A fact of life when you work in finance is that you rarely have any say in the data available to you for analysis. When working with three currencies, e.g. USD, EUR, and KRW, it would be great if someone handed you a complete FX Matrix with all exchange rates filled in like

\text{FX Matrix} = \left[\begin{aligned} &\text{EUREUR\quad} &\text{EURUSD\quad} &\text{EURKRW\quad} \\ &\text{USDEUR\quad} &\text{USDUSD\quad} &\text{USDKRW\quad} \\ &\text{KRWEUR\quad} &\text{KRWUSD\quad} &\text{KRWKRW\quad}\end{aligned}\right]

Instead, what is usually available is a list of exchange rates such as

\text{FX Vector} = \left[\begin{aligned} \text{EURUSD} \\ \text{USDKRW}\end{aligned}\right]

With a little patience, you can usually figure out all the cross terms, e.g. it is obvious that from the given data we have

\text{EURKRW} = \text{EURUSD}\times\text{USDKRW},

but we’d like to find a systematic way to do this that can be programmed.

So the thing I want to talk about here is starting with a list of exchange rates, i.e. FX Vector, we want to fill in as much of the FX Matrix as possible systematically. It turns out this process is identical to constructing a free category, i.e. quiver, from a directed graph.

In other words, we want to reinterpret the exchange rate as a morphism

\text{EURUSD}: \text{EUR}\to\text{USD}.

Then, “filling in” the FX Matrix means finding all compositions of morphisms, e.g.

\text{EURKRW} = \text{USDKRW}\circ\text{EURUSD}.

How would you do this? Here is what I did…

First, you take the given FX Vector and form an adjacency matrix. In the example above with EUR, USD, and KRW, the adjacency matrix looks like

A = \left[\begin{aligned}1\quad & 1\quad & 0\\1\quad & 1\quad & 1\\ 0\quad & 1\quad & 1\end{aligned}\right],

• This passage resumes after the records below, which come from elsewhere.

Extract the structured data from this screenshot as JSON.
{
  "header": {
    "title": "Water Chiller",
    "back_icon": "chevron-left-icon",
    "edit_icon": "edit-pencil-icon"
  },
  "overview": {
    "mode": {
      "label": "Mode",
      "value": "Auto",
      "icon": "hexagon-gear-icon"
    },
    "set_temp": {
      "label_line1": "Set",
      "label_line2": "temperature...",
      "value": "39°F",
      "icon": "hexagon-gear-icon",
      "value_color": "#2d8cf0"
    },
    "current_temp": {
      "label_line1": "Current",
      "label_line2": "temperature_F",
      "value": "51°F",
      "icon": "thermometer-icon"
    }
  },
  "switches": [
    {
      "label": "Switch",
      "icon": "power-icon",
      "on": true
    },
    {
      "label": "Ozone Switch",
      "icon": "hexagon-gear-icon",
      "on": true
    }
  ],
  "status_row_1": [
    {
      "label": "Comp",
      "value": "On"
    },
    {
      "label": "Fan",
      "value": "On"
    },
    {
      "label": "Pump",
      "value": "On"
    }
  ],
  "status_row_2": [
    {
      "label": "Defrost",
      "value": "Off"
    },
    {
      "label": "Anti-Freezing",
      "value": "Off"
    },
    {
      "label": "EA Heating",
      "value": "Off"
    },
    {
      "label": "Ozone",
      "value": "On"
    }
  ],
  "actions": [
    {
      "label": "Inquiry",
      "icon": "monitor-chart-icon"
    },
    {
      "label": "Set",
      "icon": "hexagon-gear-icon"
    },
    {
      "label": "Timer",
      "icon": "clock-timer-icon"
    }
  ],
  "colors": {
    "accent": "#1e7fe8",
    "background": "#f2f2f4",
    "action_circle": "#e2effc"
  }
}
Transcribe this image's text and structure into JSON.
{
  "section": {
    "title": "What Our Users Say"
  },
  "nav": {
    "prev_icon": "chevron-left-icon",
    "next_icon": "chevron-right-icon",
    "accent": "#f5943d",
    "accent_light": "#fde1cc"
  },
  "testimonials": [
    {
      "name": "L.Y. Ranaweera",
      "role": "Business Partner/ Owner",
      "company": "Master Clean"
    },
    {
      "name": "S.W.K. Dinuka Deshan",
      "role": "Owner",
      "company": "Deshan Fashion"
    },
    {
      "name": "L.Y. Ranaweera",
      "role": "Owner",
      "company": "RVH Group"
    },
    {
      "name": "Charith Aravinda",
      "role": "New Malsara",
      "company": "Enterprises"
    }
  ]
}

but in general there will be more zeros.

We can also form an initial FX Matrix

(\text{FX Matrix})_1 = \left[\begin{aligned} 1\quad &\text{EURUSD}\quad &0\quad \\ (\text{EURUSD})^{-1}\quad & 1\quad & \text{USDKRW}\quad \\ 0\quad & (\text{USDKRW})^{-1}\quad & 1\quad\end{aligned}\right]

This FX Matrix can be thought of as the currency exchanges that can occur in a single transaction.

An interesting property of the adjacency matrix is that when you raise it to the nth power, the matrix entries represent the number of paths between any two objects in the quiver that require n steps, i.e.

A^n = \left[\begin{aligned} \#(\text{EUREUR})_n\quad & \#(\text{EURUSD})_n\quad & \#(\text{EURKRW})_n \\ \#(\text{USDEUR})_n\quad &\#(\text{USDUSD})_n\quad & \#(\text{USDKRW})_n \\ \#(\text{KRWEUR})_n\quad & \#(\text{KRWUSD})_n\quad & \#(\text{KRWKRW})_n\end{aligned}\right]

where \#(\text{EURUSD})_n is the number of paths of length n or the number of ways to convert EUR to USD in n transactions.

To fill out FX Matrix, we incrementally take powers of A and find entries whose value is 1. Since it is getting late and I’m running out of energy, I’ll just write the procedure as a simple pseudo Matlab code:

FXMatrix = Zeros(Size(A));
For n = 1:NumCurrencies
   FXMatrix(A^n == 1) = FXMatrix1^n(A^n == 1);

Although the explanation may seem a bit arduous, the final procedure is quite simple and easy to program.

Can you find a better way?

As a side note, this provides an algorithm for generating a quiver from a directed graph, i.e. it gives an adjoint functor to the forgetful functor U:Cat\to Grph.


Written by Eric

March 1, 2010 at 1:30 am